[Task input — start]

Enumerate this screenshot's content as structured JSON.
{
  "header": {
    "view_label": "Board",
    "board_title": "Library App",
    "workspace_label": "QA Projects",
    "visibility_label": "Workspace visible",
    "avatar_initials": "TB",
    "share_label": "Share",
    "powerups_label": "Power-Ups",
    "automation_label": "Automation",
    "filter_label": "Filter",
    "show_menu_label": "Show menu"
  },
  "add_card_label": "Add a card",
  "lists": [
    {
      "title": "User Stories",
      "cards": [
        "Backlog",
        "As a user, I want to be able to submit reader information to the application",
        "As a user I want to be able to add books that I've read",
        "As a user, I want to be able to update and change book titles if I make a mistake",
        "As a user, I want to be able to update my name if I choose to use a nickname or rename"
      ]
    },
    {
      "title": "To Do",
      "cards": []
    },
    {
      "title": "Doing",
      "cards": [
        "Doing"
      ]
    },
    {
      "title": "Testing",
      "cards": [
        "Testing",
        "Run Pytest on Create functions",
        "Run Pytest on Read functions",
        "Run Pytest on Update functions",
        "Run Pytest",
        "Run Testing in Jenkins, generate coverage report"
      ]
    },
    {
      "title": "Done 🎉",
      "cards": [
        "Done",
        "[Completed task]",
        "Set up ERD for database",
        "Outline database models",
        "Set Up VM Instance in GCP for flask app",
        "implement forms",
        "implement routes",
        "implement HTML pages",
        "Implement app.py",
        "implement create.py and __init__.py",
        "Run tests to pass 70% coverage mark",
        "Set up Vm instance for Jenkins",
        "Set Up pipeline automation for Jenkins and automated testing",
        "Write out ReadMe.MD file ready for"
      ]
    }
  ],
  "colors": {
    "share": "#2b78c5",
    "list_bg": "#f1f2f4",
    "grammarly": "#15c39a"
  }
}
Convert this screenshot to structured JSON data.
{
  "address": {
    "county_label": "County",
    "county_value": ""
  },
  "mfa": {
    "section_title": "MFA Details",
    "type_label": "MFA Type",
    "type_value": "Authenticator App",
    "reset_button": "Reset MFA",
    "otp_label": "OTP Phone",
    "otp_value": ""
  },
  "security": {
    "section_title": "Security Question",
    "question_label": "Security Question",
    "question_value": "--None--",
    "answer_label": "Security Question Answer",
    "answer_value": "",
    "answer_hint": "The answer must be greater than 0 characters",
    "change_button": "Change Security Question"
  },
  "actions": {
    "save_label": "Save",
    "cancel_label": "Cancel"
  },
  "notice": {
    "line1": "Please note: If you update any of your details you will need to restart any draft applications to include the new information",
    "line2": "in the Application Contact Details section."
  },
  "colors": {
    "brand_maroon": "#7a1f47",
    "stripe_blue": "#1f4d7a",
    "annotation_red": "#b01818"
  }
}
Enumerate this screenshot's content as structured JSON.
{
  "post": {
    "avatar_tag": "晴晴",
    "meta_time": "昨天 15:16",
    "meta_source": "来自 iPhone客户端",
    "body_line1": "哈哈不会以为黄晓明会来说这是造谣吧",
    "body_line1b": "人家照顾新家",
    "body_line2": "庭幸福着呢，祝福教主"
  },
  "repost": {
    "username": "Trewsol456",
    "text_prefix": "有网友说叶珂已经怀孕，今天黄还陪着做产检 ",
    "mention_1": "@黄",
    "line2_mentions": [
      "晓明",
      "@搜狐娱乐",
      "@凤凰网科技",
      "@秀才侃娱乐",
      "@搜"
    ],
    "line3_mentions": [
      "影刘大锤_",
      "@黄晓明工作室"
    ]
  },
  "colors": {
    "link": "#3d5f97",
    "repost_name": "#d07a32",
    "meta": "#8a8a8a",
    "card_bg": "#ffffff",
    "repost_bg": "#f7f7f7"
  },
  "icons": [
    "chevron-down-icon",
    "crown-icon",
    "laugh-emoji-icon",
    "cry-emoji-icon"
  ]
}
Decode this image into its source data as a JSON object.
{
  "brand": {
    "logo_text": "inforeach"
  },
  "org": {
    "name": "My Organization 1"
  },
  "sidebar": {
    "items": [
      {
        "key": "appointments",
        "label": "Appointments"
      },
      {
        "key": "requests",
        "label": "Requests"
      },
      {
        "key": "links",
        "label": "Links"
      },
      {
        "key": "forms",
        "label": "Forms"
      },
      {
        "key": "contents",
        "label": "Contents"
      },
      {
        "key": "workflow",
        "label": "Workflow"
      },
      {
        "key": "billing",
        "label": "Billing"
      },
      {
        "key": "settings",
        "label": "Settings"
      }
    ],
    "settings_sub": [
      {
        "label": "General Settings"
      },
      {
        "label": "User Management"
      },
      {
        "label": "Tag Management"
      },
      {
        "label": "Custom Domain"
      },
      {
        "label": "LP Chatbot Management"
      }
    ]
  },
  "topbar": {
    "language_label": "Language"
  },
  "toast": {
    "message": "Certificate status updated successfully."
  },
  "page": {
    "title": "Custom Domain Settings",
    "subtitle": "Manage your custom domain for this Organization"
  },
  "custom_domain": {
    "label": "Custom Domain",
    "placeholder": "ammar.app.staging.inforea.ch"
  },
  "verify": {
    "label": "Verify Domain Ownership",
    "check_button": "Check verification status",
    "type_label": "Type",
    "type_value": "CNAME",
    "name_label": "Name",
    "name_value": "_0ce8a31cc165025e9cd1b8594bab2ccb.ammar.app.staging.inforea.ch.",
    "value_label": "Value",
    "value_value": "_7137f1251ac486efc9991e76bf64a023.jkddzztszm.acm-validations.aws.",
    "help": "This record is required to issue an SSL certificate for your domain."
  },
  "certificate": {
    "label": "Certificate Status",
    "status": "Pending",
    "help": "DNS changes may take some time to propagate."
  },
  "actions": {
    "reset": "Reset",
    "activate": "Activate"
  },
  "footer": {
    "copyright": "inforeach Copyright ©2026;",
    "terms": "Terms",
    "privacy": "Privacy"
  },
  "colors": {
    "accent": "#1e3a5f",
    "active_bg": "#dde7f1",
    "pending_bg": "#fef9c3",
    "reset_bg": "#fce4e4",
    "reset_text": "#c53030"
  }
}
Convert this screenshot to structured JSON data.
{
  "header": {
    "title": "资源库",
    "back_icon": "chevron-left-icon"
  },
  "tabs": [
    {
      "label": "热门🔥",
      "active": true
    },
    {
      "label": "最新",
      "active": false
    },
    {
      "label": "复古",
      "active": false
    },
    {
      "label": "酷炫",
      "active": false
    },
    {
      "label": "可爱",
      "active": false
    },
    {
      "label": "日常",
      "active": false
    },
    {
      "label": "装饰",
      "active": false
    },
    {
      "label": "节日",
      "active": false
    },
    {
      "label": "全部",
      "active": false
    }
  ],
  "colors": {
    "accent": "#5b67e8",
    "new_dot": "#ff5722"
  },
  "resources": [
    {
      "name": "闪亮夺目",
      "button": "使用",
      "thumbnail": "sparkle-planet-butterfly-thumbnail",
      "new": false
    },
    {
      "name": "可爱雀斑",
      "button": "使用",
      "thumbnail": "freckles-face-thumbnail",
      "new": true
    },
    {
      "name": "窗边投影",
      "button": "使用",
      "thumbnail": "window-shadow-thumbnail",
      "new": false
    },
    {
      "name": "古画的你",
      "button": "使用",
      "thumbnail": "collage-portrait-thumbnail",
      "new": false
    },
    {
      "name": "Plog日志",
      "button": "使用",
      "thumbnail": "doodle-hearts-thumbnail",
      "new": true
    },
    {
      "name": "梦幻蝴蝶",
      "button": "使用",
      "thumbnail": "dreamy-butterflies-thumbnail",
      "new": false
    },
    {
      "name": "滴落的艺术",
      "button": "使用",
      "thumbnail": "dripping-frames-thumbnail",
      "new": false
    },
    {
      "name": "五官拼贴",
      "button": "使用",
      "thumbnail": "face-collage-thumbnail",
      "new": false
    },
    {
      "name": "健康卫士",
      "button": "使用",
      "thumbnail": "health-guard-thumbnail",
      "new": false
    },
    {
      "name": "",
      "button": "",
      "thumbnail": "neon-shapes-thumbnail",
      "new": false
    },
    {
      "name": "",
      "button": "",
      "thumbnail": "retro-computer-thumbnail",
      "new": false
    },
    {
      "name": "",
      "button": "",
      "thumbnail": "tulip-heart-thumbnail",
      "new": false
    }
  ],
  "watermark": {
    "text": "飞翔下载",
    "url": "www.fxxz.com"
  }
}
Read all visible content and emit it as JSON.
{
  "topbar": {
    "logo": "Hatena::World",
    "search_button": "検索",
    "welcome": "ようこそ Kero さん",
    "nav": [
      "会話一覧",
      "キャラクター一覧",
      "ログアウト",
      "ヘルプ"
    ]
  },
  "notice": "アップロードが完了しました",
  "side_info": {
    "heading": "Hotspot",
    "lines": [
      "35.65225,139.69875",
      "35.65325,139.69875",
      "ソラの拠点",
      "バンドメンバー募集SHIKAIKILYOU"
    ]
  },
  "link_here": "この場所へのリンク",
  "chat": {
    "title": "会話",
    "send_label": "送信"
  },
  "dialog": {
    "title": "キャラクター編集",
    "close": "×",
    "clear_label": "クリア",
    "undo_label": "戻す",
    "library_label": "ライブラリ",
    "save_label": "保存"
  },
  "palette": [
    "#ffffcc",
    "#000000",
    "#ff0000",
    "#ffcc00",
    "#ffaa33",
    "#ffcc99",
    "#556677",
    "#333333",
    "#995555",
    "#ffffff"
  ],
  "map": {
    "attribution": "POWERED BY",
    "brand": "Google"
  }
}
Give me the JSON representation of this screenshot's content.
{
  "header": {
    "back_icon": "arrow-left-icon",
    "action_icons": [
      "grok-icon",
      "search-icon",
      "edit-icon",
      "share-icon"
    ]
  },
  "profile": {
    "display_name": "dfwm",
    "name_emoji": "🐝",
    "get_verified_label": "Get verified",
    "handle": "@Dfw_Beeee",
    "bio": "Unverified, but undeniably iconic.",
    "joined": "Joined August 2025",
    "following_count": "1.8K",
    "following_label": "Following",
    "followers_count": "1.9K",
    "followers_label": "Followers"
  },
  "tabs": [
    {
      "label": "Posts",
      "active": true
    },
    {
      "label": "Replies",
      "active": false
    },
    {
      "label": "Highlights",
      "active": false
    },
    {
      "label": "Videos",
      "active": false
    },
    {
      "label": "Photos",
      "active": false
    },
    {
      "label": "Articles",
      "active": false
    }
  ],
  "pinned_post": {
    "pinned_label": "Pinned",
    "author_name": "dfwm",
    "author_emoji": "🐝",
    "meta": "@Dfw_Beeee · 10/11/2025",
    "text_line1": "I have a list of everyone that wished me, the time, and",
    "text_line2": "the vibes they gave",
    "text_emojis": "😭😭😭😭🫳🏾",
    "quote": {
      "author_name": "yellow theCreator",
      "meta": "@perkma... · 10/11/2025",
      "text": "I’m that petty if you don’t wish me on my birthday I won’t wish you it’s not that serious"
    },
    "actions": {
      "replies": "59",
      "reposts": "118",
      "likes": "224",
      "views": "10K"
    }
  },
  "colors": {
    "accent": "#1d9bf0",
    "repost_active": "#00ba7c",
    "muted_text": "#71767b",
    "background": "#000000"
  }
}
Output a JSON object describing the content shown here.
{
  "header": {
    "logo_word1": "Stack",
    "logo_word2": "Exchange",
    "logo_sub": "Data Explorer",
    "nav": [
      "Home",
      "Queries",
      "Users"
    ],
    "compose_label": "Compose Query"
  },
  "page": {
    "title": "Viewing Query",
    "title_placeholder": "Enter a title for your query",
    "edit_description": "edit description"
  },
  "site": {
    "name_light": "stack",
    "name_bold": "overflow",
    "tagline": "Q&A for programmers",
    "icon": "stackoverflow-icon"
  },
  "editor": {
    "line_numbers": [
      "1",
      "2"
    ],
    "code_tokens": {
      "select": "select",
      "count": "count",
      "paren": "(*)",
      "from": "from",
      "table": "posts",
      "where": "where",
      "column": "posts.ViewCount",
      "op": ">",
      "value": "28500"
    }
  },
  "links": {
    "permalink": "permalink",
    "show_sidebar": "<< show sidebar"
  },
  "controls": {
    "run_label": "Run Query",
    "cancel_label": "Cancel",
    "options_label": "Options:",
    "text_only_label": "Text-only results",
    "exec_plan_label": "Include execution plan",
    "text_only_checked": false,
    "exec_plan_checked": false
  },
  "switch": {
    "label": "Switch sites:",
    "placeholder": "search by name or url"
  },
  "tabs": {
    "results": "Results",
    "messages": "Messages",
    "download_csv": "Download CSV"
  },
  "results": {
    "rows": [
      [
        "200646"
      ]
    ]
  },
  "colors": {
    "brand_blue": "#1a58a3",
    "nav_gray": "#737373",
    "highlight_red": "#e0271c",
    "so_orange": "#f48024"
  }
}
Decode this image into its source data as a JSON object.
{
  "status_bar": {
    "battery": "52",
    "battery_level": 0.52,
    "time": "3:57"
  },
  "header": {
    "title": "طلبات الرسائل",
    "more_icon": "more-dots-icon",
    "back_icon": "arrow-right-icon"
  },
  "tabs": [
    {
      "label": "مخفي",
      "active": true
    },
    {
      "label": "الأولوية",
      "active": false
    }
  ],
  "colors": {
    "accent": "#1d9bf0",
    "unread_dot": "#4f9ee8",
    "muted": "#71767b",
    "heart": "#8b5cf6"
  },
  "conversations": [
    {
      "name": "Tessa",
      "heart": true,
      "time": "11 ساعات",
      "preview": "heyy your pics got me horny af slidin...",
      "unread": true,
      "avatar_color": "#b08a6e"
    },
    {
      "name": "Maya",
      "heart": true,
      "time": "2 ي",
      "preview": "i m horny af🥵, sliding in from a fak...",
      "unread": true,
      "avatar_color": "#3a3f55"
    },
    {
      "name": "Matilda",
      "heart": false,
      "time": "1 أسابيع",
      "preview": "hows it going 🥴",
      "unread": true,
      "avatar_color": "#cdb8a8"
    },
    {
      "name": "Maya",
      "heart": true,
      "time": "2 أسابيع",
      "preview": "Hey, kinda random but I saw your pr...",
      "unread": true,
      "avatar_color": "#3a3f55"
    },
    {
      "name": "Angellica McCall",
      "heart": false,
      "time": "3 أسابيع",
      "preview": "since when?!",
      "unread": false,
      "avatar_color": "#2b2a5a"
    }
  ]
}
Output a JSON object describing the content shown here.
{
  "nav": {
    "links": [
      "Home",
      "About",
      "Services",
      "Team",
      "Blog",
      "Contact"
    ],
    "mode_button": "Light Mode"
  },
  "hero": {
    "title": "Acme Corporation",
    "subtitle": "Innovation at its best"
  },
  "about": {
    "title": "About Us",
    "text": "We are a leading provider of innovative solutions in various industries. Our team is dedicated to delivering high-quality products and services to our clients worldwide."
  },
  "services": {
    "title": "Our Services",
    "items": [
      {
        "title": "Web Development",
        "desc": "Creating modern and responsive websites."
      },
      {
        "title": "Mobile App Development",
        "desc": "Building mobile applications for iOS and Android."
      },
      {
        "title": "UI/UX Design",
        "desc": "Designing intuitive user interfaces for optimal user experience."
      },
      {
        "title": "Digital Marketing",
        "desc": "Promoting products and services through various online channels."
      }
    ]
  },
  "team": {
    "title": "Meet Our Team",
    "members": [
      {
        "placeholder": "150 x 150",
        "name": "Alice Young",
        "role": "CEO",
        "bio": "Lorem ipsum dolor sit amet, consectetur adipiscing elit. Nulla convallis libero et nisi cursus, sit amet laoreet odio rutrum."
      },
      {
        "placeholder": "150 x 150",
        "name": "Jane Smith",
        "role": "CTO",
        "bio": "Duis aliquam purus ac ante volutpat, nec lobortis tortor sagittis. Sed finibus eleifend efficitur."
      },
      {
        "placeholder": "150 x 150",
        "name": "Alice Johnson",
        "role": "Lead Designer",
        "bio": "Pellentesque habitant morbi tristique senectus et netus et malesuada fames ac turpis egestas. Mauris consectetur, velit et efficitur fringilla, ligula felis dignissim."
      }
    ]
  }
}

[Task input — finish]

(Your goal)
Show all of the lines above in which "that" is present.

(Answer box)
        "As a user I want to be able to add books that I've read",
    "text_line1": "I have a list of everyone that wished me, the time, and",
      "text": "I’m that petty if you don’t wish me on my birthday I won’t wish you it’s not that serious"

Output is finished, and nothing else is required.